Angels sometimes deliver messages about the future to people, predicting events that are going to happen both in individual people's lives and in world history. Religious texts such as the Bible and the Qur'an mention angels like archangel Gabriel delivering prophetic messages about future events.
But how much do angels really know about the future? Do they know everything that's going to happen, or only the information that God chooses to reveal to them?
Only What God Tells Them
Many believers say that angels know only what God chooses to tell them about the future. "Do angels know the future? No, not unless God tells them. Only God knows the future: (1) because God is all-knowing; and (2) because only the Author, the Creator, knows the whole play before it’s performed; and (3) because only God is outside of time, so that all things and events in time are present to him at once," writes Peter Kreeft in his book Angels and Demons: What Do We Really Know About Them?.
Religious texts show the limits of angels' future knowledge. In the Catholic Bible's Book of Tobit, archangel Raphael tells a man named Tobias that if he marries a woman called Sarah: "I presume you will have children by her." (Tobit 6:18). This shows that Raphael is making an educated guess rather than declaring that he knows for certain whether or not they’ll have children in the future.

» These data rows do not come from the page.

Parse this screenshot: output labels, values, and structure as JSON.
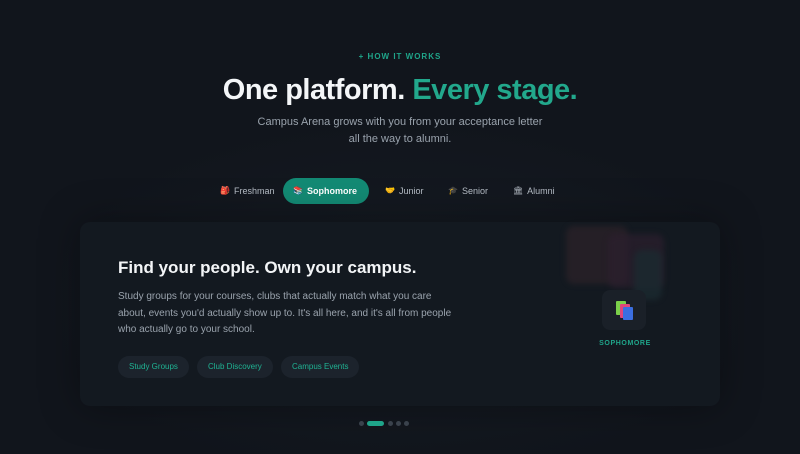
{
  "section": {
    "eyebrow": "+ HOW IT WORKS",
    "headline_part1": "One platform.",
    "headline_part2": "Every stage.",
    "subtitle_line1": "Campus Arena grows with you from your acceptance letter",
    "subtitle_line2": "all the way to alumni."
  },
  "tabs": [
    {
      "label": "Freshman",
      "icon": "🎒",
      "icon_name": "backpack-icon",
      "active": false
    },
    {
      "label": "Sophomore",
      "icon": "📚",
      "icon_name": "books-icon",
      "active": true
    },
    {
      "label": "Junior",
      "icon": "🤝",
      "icon_name": "handshake-icon",
      "active": false
    },
    {
      "label": "Senior",
      "icon": "🎓",
      "icon_name": "graduation-cap-icon",
      "active": false
    },
    {
      "label": "Alumni",
      "icon": "🏛",
      "icon_name": "institution-icon",
      "active": false
    }
  ],
  "panel": {
    "title": "Find your people. Own your campus.",
    "body": "Study groups for your courses, clubs that actually match what you care about, events you'd actually show up to. It's all here, and it's all from people who actually go to your school.",
    "chips": [
      "Study Groups",
      "Club Discovery",
      "Campus Events"
    ],
    "card_label": "SOPHOMORE"
  },
  "carousel": {
    "total": 5,
    "current": 2
  },
  "colors": {
    "background": "#11151c",
    "accent": "#22a88c",
    "active_tab": "#138a74",
    "text_muted": "#9aa3ad"
  }
}
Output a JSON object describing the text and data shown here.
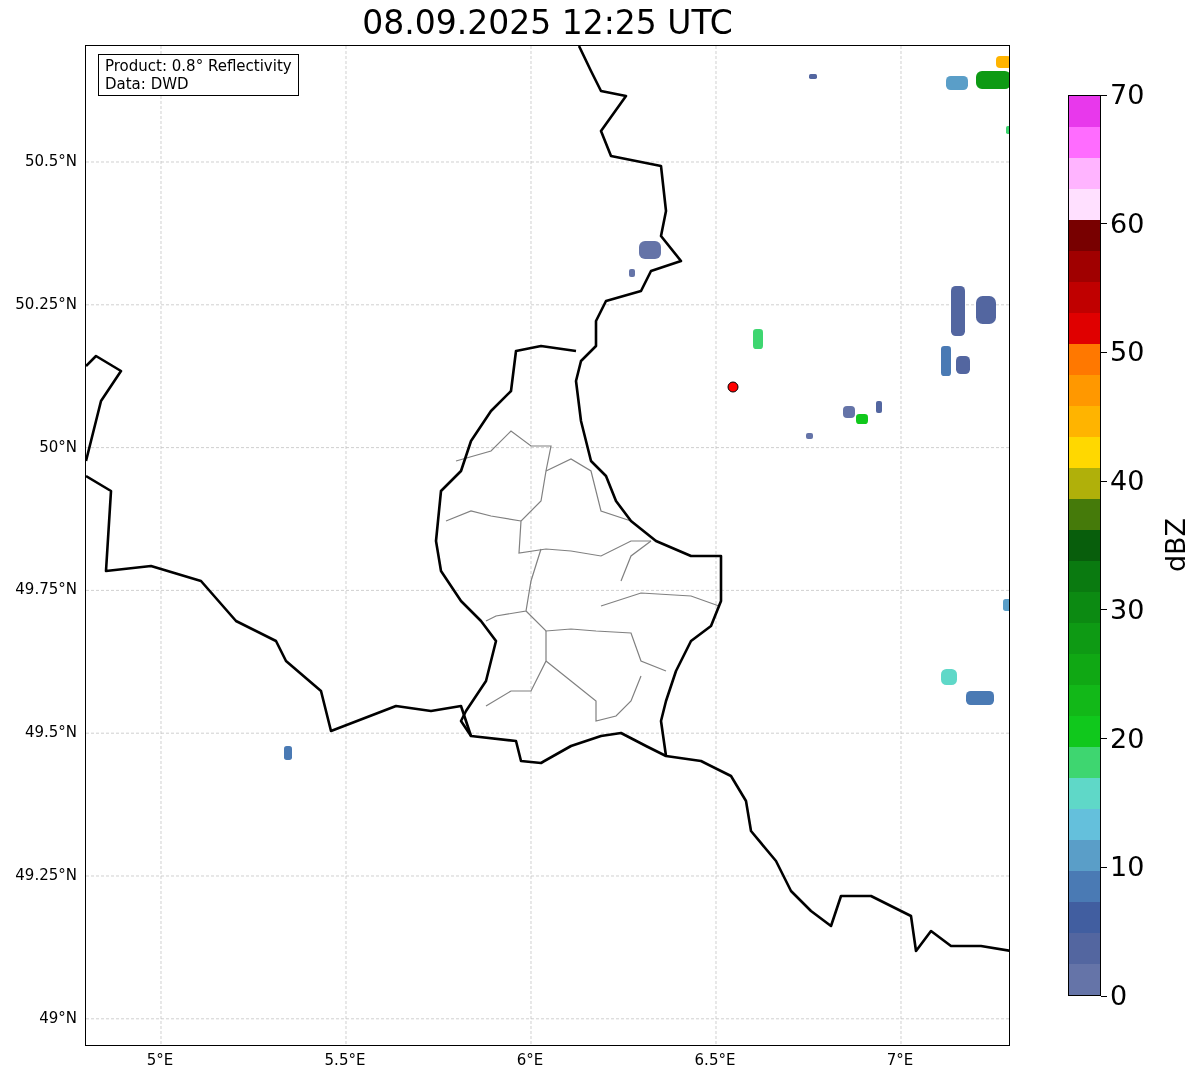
{
  "title": "08.09.2025 12:25 UTC",
  "map": {
    "info_box": [
      "Product: 0.8° Reflectivity",
      "Data: DWD"
    ],
    "x_ticks": [
      "5°E",
      "5.5°E",
      "6°E",
      "6.5°E",
      "7°E"
    ],
    "y_ticks": [
      "50.5°N",
      "50.25°N",
      "50°N",
      "49.75°N",
      "49.5°N",
      "49.25°N",
      "49°N"
    ]
  },
  "colorbar": {
    "label": "dBZ",
    "ticks": [
      "70",
      "60",
      "50",
      "40",
      "30",
      "20",
      "10",
      "0"
    ],
    "bands": [
      {
        "color": "#e838ec"
      },
      {
        "color": "#ff6cff"
      },
      {
        "color": "#ffb4ff"
      },
      {
        "color": "#ffe0ff"
      },
      {
        "color": "#780000"
      },
      {
        "color": "#a00000"
      },
      {
        "color": "#c00000"
      },
      {
        "color": "#e00000"
      },
      {
        "color": "#ff7800"
      },
      {
        "color": "#ff9800"
      },
      {
        "color": "#ffb400"
      },
      {
        "color": "#ffd800"
      },
      {
        "color": "#b0b00a"
      },
      {
        "color": "#457a0a"
      },
      {
        "color": "#085e0c"
      },
      {
        "color": "#0a7a10"
      },
      {
        "color": "#0c8a12"
      },
      {
        "color": "#0e9a14"
      },
      {
        "color": "#10a814"
      },
      {
        "color": "#12b818"
      },
      {
        "color": "#10c81c"
      },
      {
        "color": "#3ed670"
      },
      {
        "color": "#5fd8c8"
      },
      {
        "color": "#64c0dc"
      },
      {
        "color": "#5a9ec8"
      },
      {
        "color": "#4a7ab4"
      },
      {
        "color": "#415ea0"
      },
      {
        "color": "#5366a0"
      },
      {
        "color": "#6574a8"
      }
    ]
  }
}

In the Gospel of Matthew, Jesus Christ says that only God knows when the end of the world will arrive and it will come time for him to return to Earth. He says in Matthew 24:36: "But about that day or hour no one knows, not even the angels in heaven...". James L. Garlow and Keith Wall comment in their book Heaven and the Afterlife: "Angels may know more than we do, but they’re not omniscient. When they know the future, it’s because God commissions them to deliver messages about it. If angels knew everything, they wouldn’t desire to learn (1 Peter 1:12). Jesus also indicates that they don’t know everything about the future; he will return to the earth with power and glory; and while angels will announce it, they do not know when it will happen...".
Since the angels are more intelligent than human beings, they can often make fairly accurate educated guesses about what will happen in the future, say some believers. "When it comes to knowing the future, we can make some distinctions," writes Marianne Lorraine Trouve in her book Angels: Help from on High: Stories and Prayers. "It is possible for us to know for certain that some things will happen in the future; for example, that the sun will rise tomorrow. We can know that because we have some understanding of how the physical world works. … Angels can know these things, too, because their minds are very sharp, more so than ours. But when it comes to knowing future events themselves, or exactly how things will play out, only God knows for sure. That is because everything is eternally present to God, who knows all things. Despite their sharp minds, angels cannot know the free future. God may choose to reveal it to them, but that is outside our experience."
The fact that angels have lived much longer than human beings gives them great wisdom from experience, and that wisdom helps them make good educated guesses about what may happen in the future, some believers say. Ron Rhodes writes in Angels Among Us: Separating Fact From Fiction that "angels gain ever-increasing knowledge through long observation of human activities. Unlike people, angels do not have to study the past; they have experienced it. They have witnessed firsthand how other people have acted and reacted in certain situations and thus can predict with a great degree of accuracy how we may act in similar circumstances. The experiences of longevity give angels greater knowledge."
Two Ways of Looking at the FutureIn his book Summa Theologica, Saint Thomas Aquinas writes that angels, as created beings, see the future differently from how God sees it. "The future can be known in two ways," he writes. "First, it can be known in its cause. And thus, future events which proceed necessarily from their causes, are known with sure knowledge; as that the sun will rise tomorrow. But events which proceed from their causes in the majority of cases, are not known for certain, but conjecturally; thus the doctor knows beforehand the health of the patient. This manner of knowing future events exists in the angels, and by so much the more than it does in us, as they understand the causes of things both more universally and more perfectly."
The other way of looking at the future, Aquinas writes, sheds more light on the limitations that angels face, but that God does not: "In another way future events are known in themselves. To know the future in this way belongs to God alone; and not merely to know those events which happen of necessity, or in the majority of cases, but even casual and chance events; for God sees all things in His eternity, which, being simple, is present to all time, and embraces all time. And therefore God’s one glance is cast over all things which happen in all time as present before Him; and He beholds all things as they are in themselves, as was said before when dealing with God’s knowledge. But the mind of an angel, and every created intellect, fall far short of God’s eternity; hence the future as it is in itself cannot be known by any created intellect. Men cannot know future things except in their causes, or by God’s revelation. The angels know the future in the same way, but much more distinctly."